A radical group called Decolonize This Place, which caused a reported $100,000 in damages to the New York subways, took out after former Whitney Museum Board Member Warren Kanders.

Mr. Kanders’ company Safariland manufactured law enforcement gear, including tear gas, bullet proof vests, and bomb-defusing robots. The Board did not support Kanders, who stepped down under pressure.    

It was a big victory for Decolonize This Place, and even the New York Times recognizes the implications for the museum world:

The controversy thrust the museum into the political arguments roiling the country, and came at a time of increasing scrutiny of where cultural institutions get their money. Mr. Kanders’s departure could embolden other protest movements that have demanded, with some success, that museums part ways with major donors or trustees.

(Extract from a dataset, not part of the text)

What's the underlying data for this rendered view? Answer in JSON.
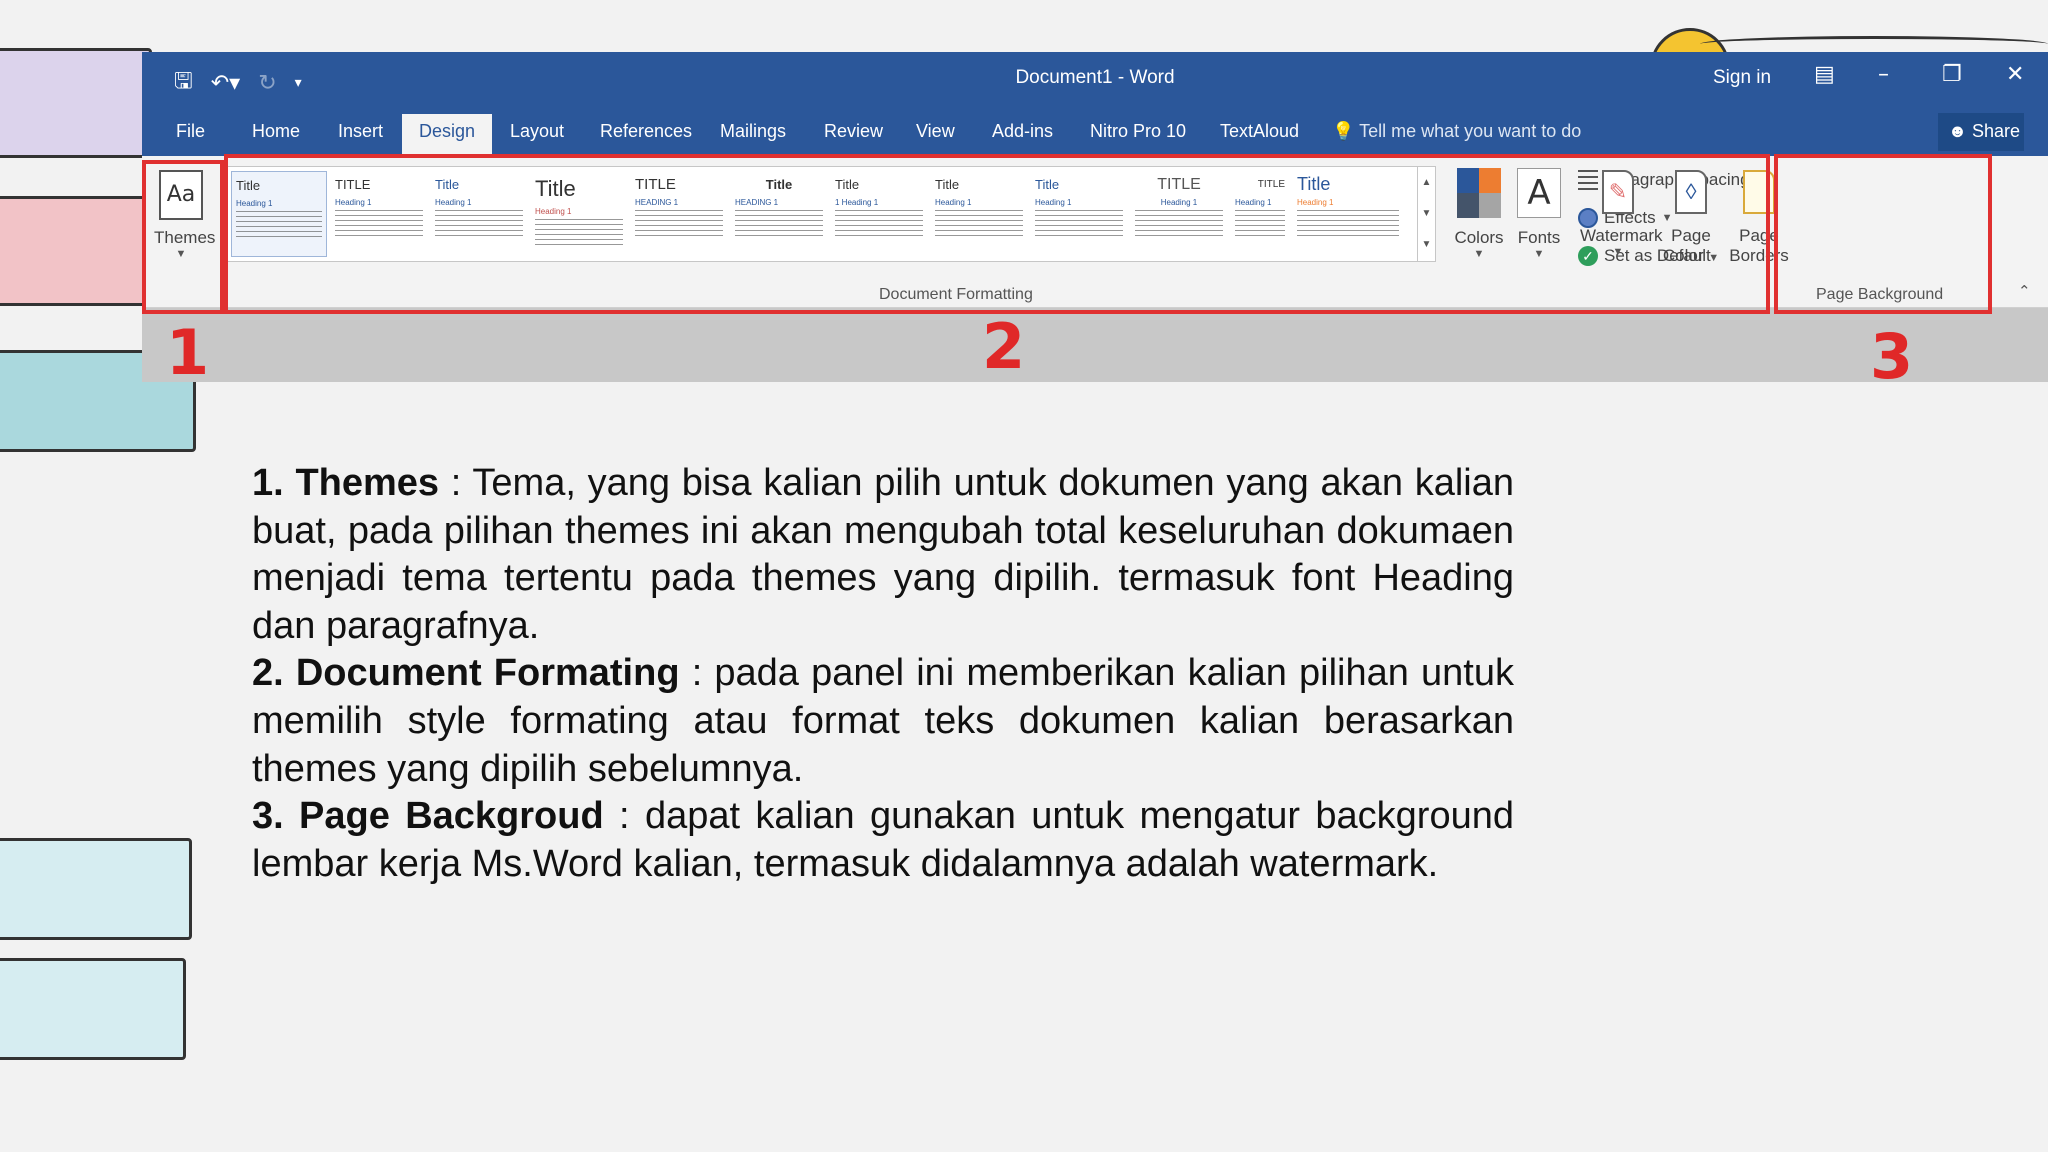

Ironically, the progressiveness of the Whitney and Mr. Kanders himself did little to save them:

The growing influence of these movements, and their potential to drive away major sources of museums’ revenue such as Mr. Kanders, was evident in the reaction of Adam D. Weinberg, the Whitney’s director.

‘Here’s a man who has given a tremendous amount of his time and money to young, often edgy and radical artists — somebody who is very progressive — that’s one of the ironies of all this,” Mr. Weinberg said.

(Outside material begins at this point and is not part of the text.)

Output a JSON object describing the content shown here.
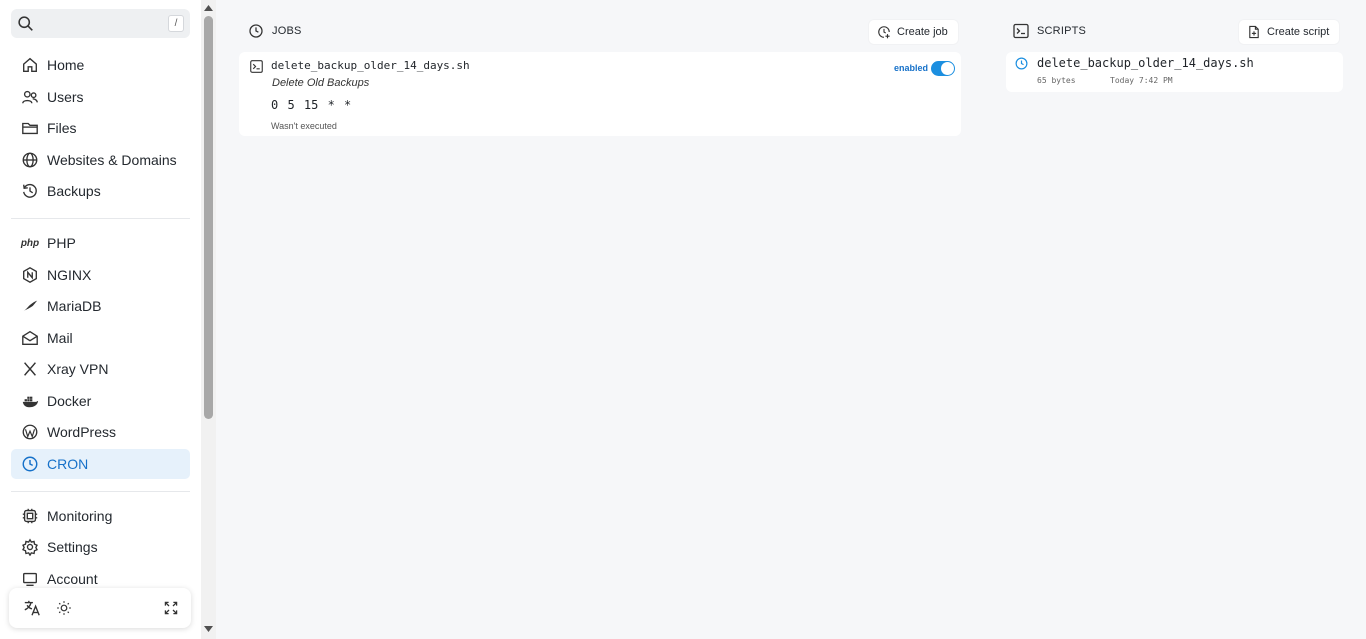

‘The Whitney Museum is one of the most progressive, the most diverse, the most engaged, open programs of any major institution in the country,’ Mr. Weinberg added. ‘Every museum director is looking at us right now and saying, ‘Gee, if the Whitney is being targeted, what’s going to happen to us?’

Not only did Kanders step down from the Whitney Board, he sold off parts of his company offensive to Decolonize. Kanders . . .

. . . announced today that he will divest from the divisions of his company that produce “crowd-control solutions.”

. . .

The latest announcement, first reported by the New York Times, comes amid reignited scrutiny of Kanders and Safariland for allegedly supplying tear gas that was deployed in recent weeks against Black Lives Matters protesters.

Safariland will now sell two of its subsidiary divisions, Defense Technology and Monadnock, which sell chemical agents, batons, restraints, and other items sold to law enforcement and military agencies. The divisions currently represent 6 percent of the company’s $500 million yearly revenue, according to the Times.

And, so, is Decolonize mollified? Not a bit.

In a “Message to Warren Kanders” on its website, Decolonize says:

Now you have seen which way the wind is blowing, so you quit the tear gas business.

But we are not done with you. We call on you to show the world that you acknowledge the wrongs by returning the profits to those that you harmed by your products. Individuals, groups, and movements that you knew would be harmed by the armed violence of states. Make reparations by handing over the money to causes devoted to care, healing and justice. We call you to show that this is not just a calculated business decision to sell when the going gets rough.

I bet Decolonize wouldn’t mid accepting some of that cash. Corporations have fallen all over themselves donating millions to Black Lives Matter, and why shouldn’t Decolonize get a cut?

We had a “mostly peaceful” demonstration in my Adams Morgan neighborhood the other night. From my window, I watched BLM members firing off firecrackers. I am heading out to buy defensive equipment.

Decolonize wants to disarm people like me who might purchase legal items in an effort to protect ourselves.

And if an organization like Decolonize can force a powerful man off a prestigious board and then get him to sell part of his company, we should not underestimate their power to prevent us from protecting ourselves.

I urge you to peruse their website, and remember, while doing so, that Decolonize is more powerful than the Whitney Museum of American Art Board.